#### Prompt
Every record is to be printed exactly as written; pictures are to be omitted.

━━━ Data to use ━━━

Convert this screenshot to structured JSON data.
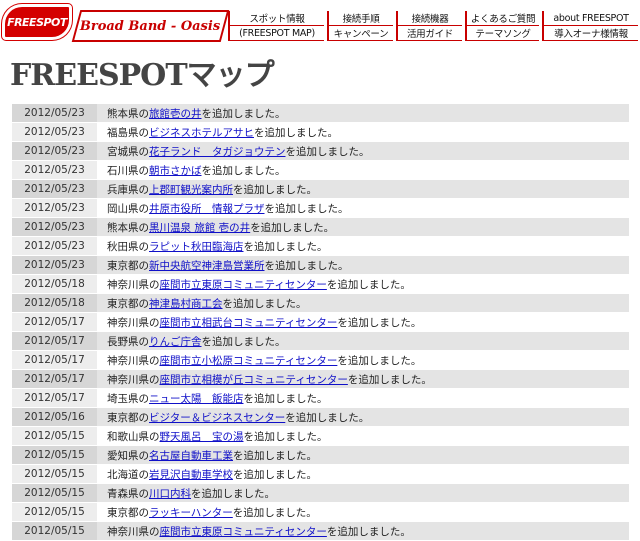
{
  "header": {
    "logo_text": "FREESPOT",
    "brand": "Broad Band - Oasis",
    "nav": [
      {
        "label": "スポット情報"
      },
      {
        "label": "接続手順"
      },
      {
        "label": "接続機器"
      },
      {
        "label": "よくあるご質問"
      },
      {
        "label": "about FREESPOT"
      },
      {
        "label": "(FREESPOT MAP)"
      },
      {
        "label": "キャンペーン"
      },
      {
        "label": "活用ガイド"
      },
      {
        "label": "テーマソング"
      },
      {
        "label": "導入オーナ様情報"
      }
    ]
  },
  "page_title": "FREESPOTマップ",
  "updates": [
    {
      "date": "2012/05/23",
      "prefix": "熊本県の",
      "link": "旅館壱の井",
      "suffix": "を追加しました。"
    },
    {
      "date": "2012/05/23",
      "prefix": "福島県の",
      "link": "ビジネスホテルアサヒ",
      "suffix": "を追加しました。"
    },
    {
      "date": "2012/05/23",
      "prefix": "宮城県の",
      "link": "花子ランド　タガジョウテン",
      "suffix": "を追加しました。"
    },
    {
      "date": "2012/05/23",
      "prefix": "石川県の",
      "link": "朝市さかば",
      "suffix": "を追加しました。"
    },
    {
      "date": "2012/05/23",
      "prefix": "兵庫県の",
      "link": "上郡町観光案内所",
      "suffix": "を追加しました。"
    },
    {
      "date": "2012/05/23",
      "prefix": "岡山県の",
      "link": "井原市役所　情報プラザ",
      "suffix": "を追加しました。"
    },
    {
      "date": "2012/05/23",
      "prefix": "熊本県の",
      "link": "黒川温泉 旅館 壱の井",
      "suffix": "を追加しました。"
    },
    {
      "date": "2012/05/23",
      "prefix": "秋田県の",
      "link": "ラピット秋田臨海店",
      "suffix": "を追加しました。"
    },
    {
      "date": "2012/05/23",
      "prefix": "東京都の",
      "link": "新中央航空神津島営業所",
      "suffix": "を追加しました。"
    },
    {
      "date": "2012/05/18",
      "prefix": "神奈川県の",
      "link": "座間市立東原コミュニティセンター",
      "suffix": "を追加しました。"
    },
    {
      "date": "2012/05/18",
      "prefix": "東京都の",
      "link": "神津島村商工会",
      "suffix": "を追加しました。"
    },
    {
      "date": "2012/05/17",
      "prefix": "神奈川県の",
      "link": "座間市立相武台コミュニティセンター",
      "suffix": "を追加しました。"
    },
    {
      "date": "2012/05/17",
      "prefix": "長野県の",
      "link": "りんご庁舎",
      "suffix": "を追加しました。"
    },
    {
      "date": "2012/05/17",
      "prefix": "神奈川県の",
      "link": "座間市立小松原コミュニティセンター",
      "suffix": "を追加しました。"
    },
    {
      "date": "2012/05/17",
      "prefix": "神奈川県の",
      "link": "座間市立相模が丘コミュニティセンター",
      "suffix": "を追加しました。"
    },
    {
      "date": "2012/05/17",
      "prefix": "埼玉県の",
      "link": "ニュー太陽　飯能店",
      "suffix": "を追加しました。"
    },
    {
      "date": "2012/05/16",
      "prefix": "東京都の",
      "link": "ビジター＆ビジネスセンター",
      "suffix": "を追加しました。"
    },
    {
      "date": "2012/05/15",
      "prefix": "和歌山県の",
      "link": "野天風呂　宝の湯",
      "suffix": "を追加しました。"
    },
    {
      "date": "2012/05/15",
      "prefix": "愛知県の",
      "link": "名古屋自動車工業",
      "suffix": "を追加しました。"
    },
    {
      "date": "2012/05/15",
      "prefix": "北海道の",
      "link": "岩見沢自動車学校",
      "suffix": "を追加しました。"
    },
    {
      "date": "2012/05/15",
      "prefix": "青森県の",
      "link": "川口内科",
      "suffix": "を追加しました。"
    },
    {
      "date": "2012/05/15",
      "prefix": "東京都の",
      "link": "ラッキーハンター",
      "suffix": "を追加しました。"
    },
    {
      "date": "2012/05/15",
      "prefix": "神奈川県の",
      "link": "座間市立東原コミュニティセンター",
      "suffix": "を追加しました。"
    }
  ]
}
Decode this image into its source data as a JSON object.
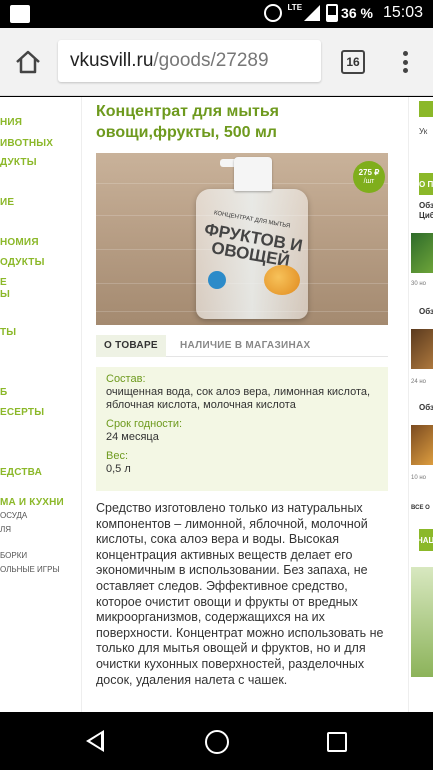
{
  "status_bar": {
    "lte": "LTE",
    "battery": "36 %",
    "battery_level": 0.36,
    "time": "15:03",
    "icons": [
      "notification-icon",
      "alarm-icon",
      "signal-icon",
      "battery-icon"
    ]
  },
  "browser": {
    "url_domain": "vkusvill.ru",
    "url_path": "/goods/27289",
    "tab_count": "16",
    "icons": [
      "home-icon",
      "tabs-icon",
      "menu-icon"
    ]
  },
  "left_nav": {
    "items": [
      "НИЯ",
      "ИВОТНЫХ",
      "ДУКТЫ",
      "ИЕ",
      "НОМИЯ",
      "ОДУКТЫ",
      "Е",
      "Ы",
      "ТЫ",
      "Б",
      "ЕСЕРТЫ",
      "ЕДСТВА",
      "МА И КУХНИ"
    ],
    "subitems": [
      "ОСУДА",
      "ЛЯ",
      "БОРКИ",
      "ОЛЬНЫЕ ИГРЫ"
    ]
  },
  "product": {
    "title": "Концентрат для мытья овощи,фрукты, 500 мл",
    "price": "275 ₽",
    "price_unit": "/шт",
    "image_label_top": "КОНЦЕНТРАТ ДЛЯ МЫТЬЯ",
    "image_label_main": "ФРУКТОВ И ОВОЩЕЙ",
    "image_badge": "3,5+"
  },
  "tabs": [
    {
      "label": "О ТОВАРЕ",
      "active": true
    },
    {
      "label": "НАЛИЧИЕ В МАГАЗИНАХ",
      "active": false
    }
  ],
  "specs": {
    "composition_label": "Состав:",
    "composition_value": "очищенная вода, сок алоэ вера, лимонная кислота, яблочная кислота, молочная кислота",
    "shelf_life_label": "Срок годности:",
    "shelf_life_value": "24 месяца",
    "weight_label": "Вес:",
    "weight_value": "0,5 л"
  },
  "description": "Средство изготовлено только из натуральных компонентов – лимонной, яблочной, молочной кислоты, сока алоэ вера и воды. Высокая концентрация активных веществ делает его экономичным в использовании. Без запаха, не оставляет следов. Эффективное средство, которое очистит овощи и фрукты от вредных микроорганизмов, содержащихся на их поверхности. Концентрат можно использовать не только для мытья овощей и фруктов, но и для очистки кухонных поверхностей, разделочных досок, удаления налета с чашек.",
  "right_col": {
    "select_label": "Ук",
    "section_header": "О П",
    "item_titles": [
      "Обз",
      "Циб",
      "Обз",
      "Обз"
    ],
    "item_dates": [
      "30 но",
      "24 но",
      "10 но"
    ],
    "all_link": "ВСЕ О",
    "section2_header": "НАЦ"
  },
  "colors": {
    "accent_green": "#8bb829",
    "title_green": "#6e9a1e",
    "spec_bg": "#f3f7e4"
  },
  "nav_bar": {
    "icons": [
      "back-icon",
      "home-circle-icon",
      "recent-apps-icon"
    ]
  }
}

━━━

#### Exercise answer
Convert this screenshot to structured JSON data.
{
  "header": {
    "logo_text": "FREESPOT",
    "brand": "Broad Band - Oasis",
    "nav": [
      {
        "label": "スポット情報"
      },
      {
        "label": "接続手順"
      },
      {
        "label": "接続機器"
      },
      {
        "label": "よくあるご質問"
      },
      {
        "label": "about FREESPOT"
      },
      {
        "label": "(FREESPOT MAP)"
      },
      {
        "label": "キャンペーン"
      },
      {
        "label": "活用ガイド"
      },
      {
        "label": "テーマソング"
      },
      {
        "label": "導入オーナ様情報"
      }
    ]
  },
  "page_title": "FREESPOTマップ",
  "updates": [
    {
      "date": "2012/05/23",
      "prefix": "熊本県の",
      "link": "旅館壱の井",
      "suffix": "を追加しました。"
    },
    {
      "date": "2012/05/23",
      "prefix": "福島県の",
      "link": "ビジネスホテルアサヒ",
      "suffix": "を追加しました。"
    },
    {
      "date": "2012/05/23",
      "prefix": "宮城県の",
      "link": "花子ランド　タガジョウテン",
      "suffix": "を追加しました。"
    },
    {
      "date": "2012/05/23",
      "prefix": "石川県の",
      "link": "朝市さかば",
      "suffix": "を追加しました。"
    },
    {
      "date": "2012/05/23",
      "prefix": "兵庫県の",
      "link": "上郡町観光案内所",
      "suffix": "を追加しました。"
    },
    {
      "date": "2012/05/23",
      "prefix": "岡山県の",
      "link": "井原市役所　情報プラザ",
      "suffix": "を追加しました。"
    },
    {
      "date": "2012/05/23",
      "prefix": "熊本県の",
      "link": "黒川温泉 旅館 壱の井",
      "suffix": "を追加しました。"
    },
    {
      "date": "2012/05/23",
      "prefix": "秋田県の",
      "link": "ラピット秋田臨海店",
      "suffix": "を追加しました。"
    },
    {
      "date": "2012/05/23",
      "prefix": "東京都の",
      "link": "新中央航空神津島営業所",
      "suffix": "を追加しました。"
    },
    {
      "date": "2012/05/18",
      "prefix": "神奈川県の",
      "link": "座間市立東原コミュニティセンター",
      "suffix": "を追加しました。"
    },
    {
      "date": "2012/05/18",
      "prefix": "東京都の",
      "link": "神津島村商工会",
      "suffix": "を追加しました。"
    },
    {
      "date": "2012/05/17",
      "prefix": "神奈川県の",
      "link": "座間市立相武台コミュニティセンター",
      "suffix": "を追加しました。"
    },
    {
      "date": "2012/05/17",
      "prefix": "長野県の",
      "link": "りんご庁舎",
      "suffix": "を追加しました。"
    },
    {
      "date": "2012/05/17",
      "prefix": "神奈川県の",
      "link": "座間市立小松原コミュニティセンター",
      "suffix": "を追加しました。"
    },
    {
      "date": "2012/05/17",
      "prefix": "神奈川県の",
      "link": "座間市立相模が丘コミュニティセンター",
      "suffix": "を追加しました。"
    },
    {
      "date": "2012/05/17",
      "prefix": "埼玉県の",
      "link": "ニュー太陽　飯能店",
      "suffix": "を追加しました。"
    },
    {
      "date": "2012/05/16",
      "prefix": "東京都の",
      "link": "ビジター＆ビジネスセンター",
      "suffix": "を追加しました。"
    },
    {
      "date": "2012/05/15",
      "prefix": "和歌山県の",
      "link": "野天風呂　宝の湯",
      "suffix": "を追加しました。"
    },
    {
      "date": "2012/05/15",
      "prefix": "愛知県の",
      "link": "名古屋自動車工業",
      "suffix": "を追加しました。"
    },
    {
      "date": "2012/05/15",
      "prefix": "北海道の",
      "link": "岩見沢自動車学校",
      "suffix": "を追加しました。"
    },
    {
      "date": "2012/05/15",
      "prefix": "青森県の",
      "link": "川口内科",
      "suffix": "を追加しました。"
    },
    {
      "date": "2012/05/15",
      "prefix": "東京都の",
      "link": "ラッキーハンター",
      "suffix": "を追加しました。"
    },
    {
      "date": "2012/05/15",
      "prefix": "神奈川県の",
      "link": "座間市立東原コミュニティセンター",
      "suffix": "を追加しました。"
    }
  ]
}
Decode this image into its source data as a JSON object.
{
  "status_bar": {
    "lte": "LTE",
    "battery": "36 %",
    "battery_level": 0.36,
    "time": "15:03",
    "icons": [
      "notification-icon",
      "alarm-icon",
      "signal-icon",
      "battery-icon"
    ]
  },
  "browser": {
    "url_domain": "vkusvill.ru",
    "url_path": "/goods/27289",
    "tab_count": "16",
    "icons": [
      "home-icon",
      "tabs-icon",
      "menu-icon"
    ]
  },
  "left_nav": {
    "items": [
      "НИЯ",
      "ИВОТНЫХ",
      "ДУКТЫ",
      "ИЕ",
      "НОМИЯ",
      "ОДУКТЫ",
      "Е",
      "Ы",
      "ТЫ",
      "Б",
      "ЕСЕРТЫ",
      "ЕДСТВА",
      "МА И КУХНИ"
    ],
    "subitems": [
      "ОСУДА",
      "ЛЯ",
      "БОРКИ",
      "ОЛЬНЫЕ ИГРЫ"
    ]
  },
  "product": {
    "title": "Концентрат для мытья овощи,фрукты, 500 мл",
    "price": "275 ₽",
    "price_unit": "/шт",
    "image_label_top": "КОНЦЕНТРАТ ДЛЯ МЫТЬЯ",
    "image_label_main": "ФРУКТОВ И ОВОЩЕЙ",
    "image_badge": "3,5+"
  },
  "tabs": [
    {
      "label": "О ТОВАРЕ",
      "active": true
    },
    {
      "label": "НАЛИЧИЕ В МАГАЗИНАХ",
      "active": false
    }
  ],
  "specs": {
    "composition_label": "Состав:",
    "composition_value": "очищенная вода, сок алоэ вера, лимонная кислота, яблочная кислота, молочная кислота",
    "shelf_life_label": "Срок годности:",
    "shelf_life_value": "24 месяца",
    "weight_label": "Вес:",
    "weight_value": "0,5 л"
  },
  "description": "Средство изготовлено только из натуральных компонентов – лимонной, яблочной, молочной кислоты, сока алоэ вера и воды. Высокая концентрация активных веществ делает его экономичным в использовании. Без запаха, не оставляет следов. Эффективное средство, которое очистит овощи и фрукты от вредных микроорганизмов, содержащихся на их поверхности. Концентрат можно использовать не только для мытья овощей и фруктов, но и для очистки кухонных поверхностей, разделочных досок, удаления налета с чашек.",
  "right_col": {
    "select_label": "Ук",
    "section_header": "О П",
    "item_titles": [
      "Обз",
      "Циб",
      "Обз",
      "Обз"
    ],
    "item_dates": [
      "30 но",
      "24 но",
      "10 но"
    ],
    "all_link": "ВСЕ О",
    "section2_header": "НАЦ"
  },
  "colors": {
    "accent_green": "#8bb829",
    "title_green": "#6e9a1e",
    "spec_bg": "#f3f7e4"
  },
  "nav_bar": {
    "icons": [
      "back-icon",
      "home-circle-icon",
      "recent-apps-icon"
    ]
  }
}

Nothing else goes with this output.